*** SOURCE DATA Section Begins ***

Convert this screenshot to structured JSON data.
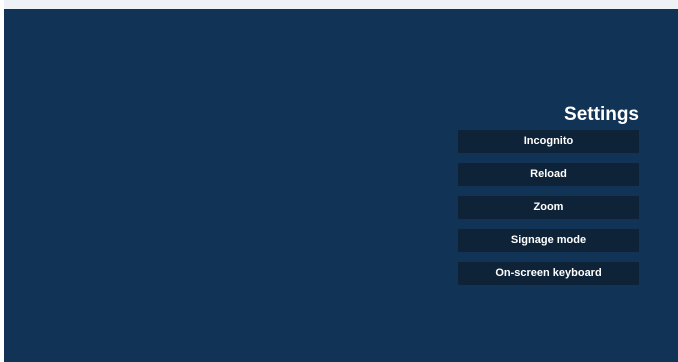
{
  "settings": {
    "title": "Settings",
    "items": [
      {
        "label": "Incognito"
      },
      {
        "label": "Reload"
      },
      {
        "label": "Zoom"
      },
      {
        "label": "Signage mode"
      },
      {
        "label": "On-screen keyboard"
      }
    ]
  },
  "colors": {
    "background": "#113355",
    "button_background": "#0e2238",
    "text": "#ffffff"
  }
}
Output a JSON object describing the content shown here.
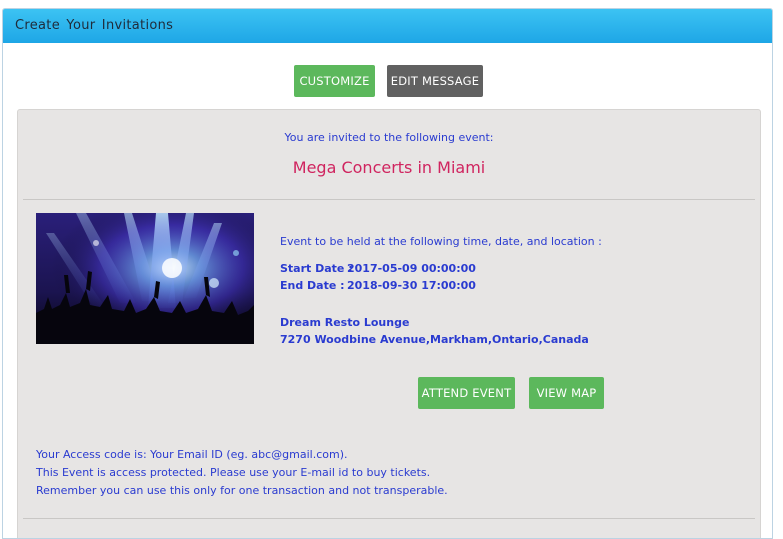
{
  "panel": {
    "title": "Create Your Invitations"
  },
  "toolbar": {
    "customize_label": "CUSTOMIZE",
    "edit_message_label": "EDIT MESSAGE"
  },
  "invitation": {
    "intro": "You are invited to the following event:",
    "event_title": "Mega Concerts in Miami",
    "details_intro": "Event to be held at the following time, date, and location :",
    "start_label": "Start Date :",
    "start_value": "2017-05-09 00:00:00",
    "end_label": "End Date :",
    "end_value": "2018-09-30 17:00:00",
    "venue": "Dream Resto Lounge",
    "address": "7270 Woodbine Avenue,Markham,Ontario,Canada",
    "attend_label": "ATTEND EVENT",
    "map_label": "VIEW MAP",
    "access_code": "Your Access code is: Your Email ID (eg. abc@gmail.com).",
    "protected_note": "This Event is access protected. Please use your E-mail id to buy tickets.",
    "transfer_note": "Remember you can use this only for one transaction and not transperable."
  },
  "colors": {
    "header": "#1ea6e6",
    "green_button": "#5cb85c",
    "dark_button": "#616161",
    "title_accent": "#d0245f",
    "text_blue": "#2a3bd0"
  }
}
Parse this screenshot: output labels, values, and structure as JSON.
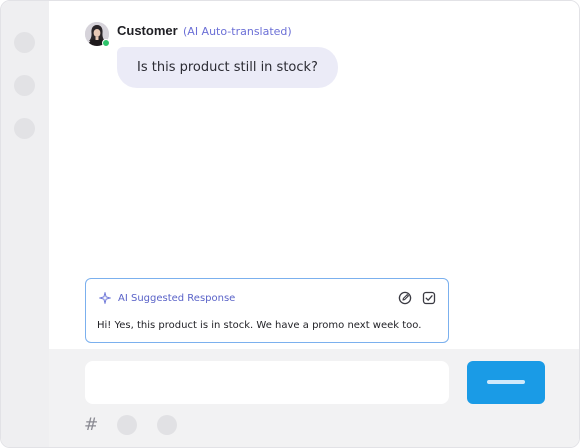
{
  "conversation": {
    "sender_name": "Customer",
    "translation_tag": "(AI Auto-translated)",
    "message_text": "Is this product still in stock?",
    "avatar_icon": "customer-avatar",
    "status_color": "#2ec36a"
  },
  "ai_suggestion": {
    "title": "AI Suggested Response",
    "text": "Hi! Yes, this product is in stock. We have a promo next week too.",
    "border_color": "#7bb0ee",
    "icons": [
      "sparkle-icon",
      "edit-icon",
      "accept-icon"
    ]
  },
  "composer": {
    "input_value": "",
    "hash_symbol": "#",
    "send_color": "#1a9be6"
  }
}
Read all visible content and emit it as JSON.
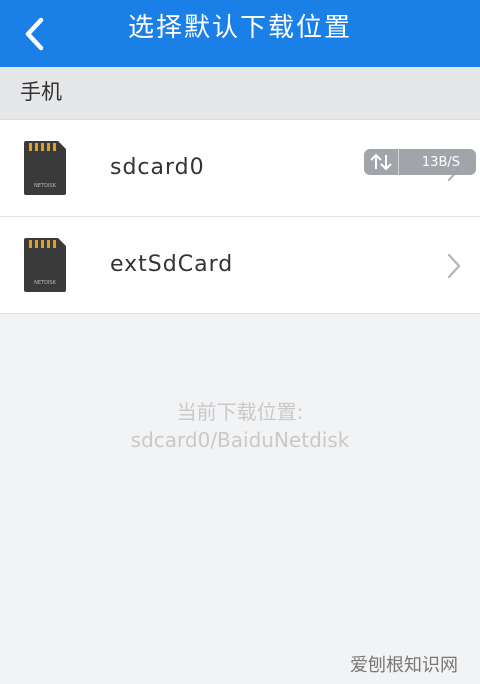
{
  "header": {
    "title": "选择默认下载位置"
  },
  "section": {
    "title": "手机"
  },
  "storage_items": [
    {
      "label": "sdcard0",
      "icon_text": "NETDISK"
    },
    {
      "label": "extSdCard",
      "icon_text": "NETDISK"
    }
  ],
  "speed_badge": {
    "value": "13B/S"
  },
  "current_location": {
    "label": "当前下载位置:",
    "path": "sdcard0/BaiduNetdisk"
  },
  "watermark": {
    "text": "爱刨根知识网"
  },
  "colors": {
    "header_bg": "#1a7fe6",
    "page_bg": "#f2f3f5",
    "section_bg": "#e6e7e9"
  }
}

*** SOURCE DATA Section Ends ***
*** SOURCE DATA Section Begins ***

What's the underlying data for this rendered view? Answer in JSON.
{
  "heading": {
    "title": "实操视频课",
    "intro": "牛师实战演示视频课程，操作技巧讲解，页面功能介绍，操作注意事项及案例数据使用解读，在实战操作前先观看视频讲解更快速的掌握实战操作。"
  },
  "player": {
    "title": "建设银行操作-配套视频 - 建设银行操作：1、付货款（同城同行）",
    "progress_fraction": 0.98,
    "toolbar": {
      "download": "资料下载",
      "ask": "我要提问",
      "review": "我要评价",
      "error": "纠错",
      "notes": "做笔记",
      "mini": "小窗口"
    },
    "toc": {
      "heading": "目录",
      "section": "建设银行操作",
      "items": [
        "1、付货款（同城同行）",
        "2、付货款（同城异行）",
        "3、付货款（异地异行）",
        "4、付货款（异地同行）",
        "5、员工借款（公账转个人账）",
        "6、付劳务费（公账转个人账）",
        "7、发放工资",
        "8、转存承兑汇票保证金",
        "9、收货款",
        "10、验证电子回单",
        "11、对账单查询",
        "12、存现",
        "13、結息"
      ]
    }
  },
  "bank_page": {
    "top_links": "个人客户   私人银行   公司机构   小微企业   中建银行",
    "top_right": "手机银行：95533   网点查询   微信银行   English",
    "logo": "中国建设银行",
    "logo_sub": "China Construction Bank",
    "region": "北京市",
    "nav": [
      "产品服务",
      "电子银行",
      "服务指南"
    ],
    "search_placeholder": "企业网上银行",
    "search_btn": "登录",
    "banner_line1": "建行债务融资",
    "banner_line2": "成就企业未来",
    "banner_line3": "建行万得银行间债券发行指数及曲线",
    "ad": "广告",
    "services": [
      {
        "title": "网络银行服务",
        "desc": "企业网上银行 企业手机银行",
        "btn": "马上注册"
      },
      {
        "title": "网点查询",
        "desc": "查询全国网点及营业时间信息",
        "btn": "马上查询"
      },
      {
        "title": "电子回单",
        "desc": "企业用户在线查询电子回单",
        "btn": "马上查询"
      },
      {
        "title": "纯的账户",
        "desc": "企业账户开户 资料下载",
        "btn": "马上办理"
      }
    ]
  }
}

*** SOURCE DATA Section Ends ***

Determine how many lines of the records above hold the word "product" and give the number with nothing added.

# TASK RESULT
2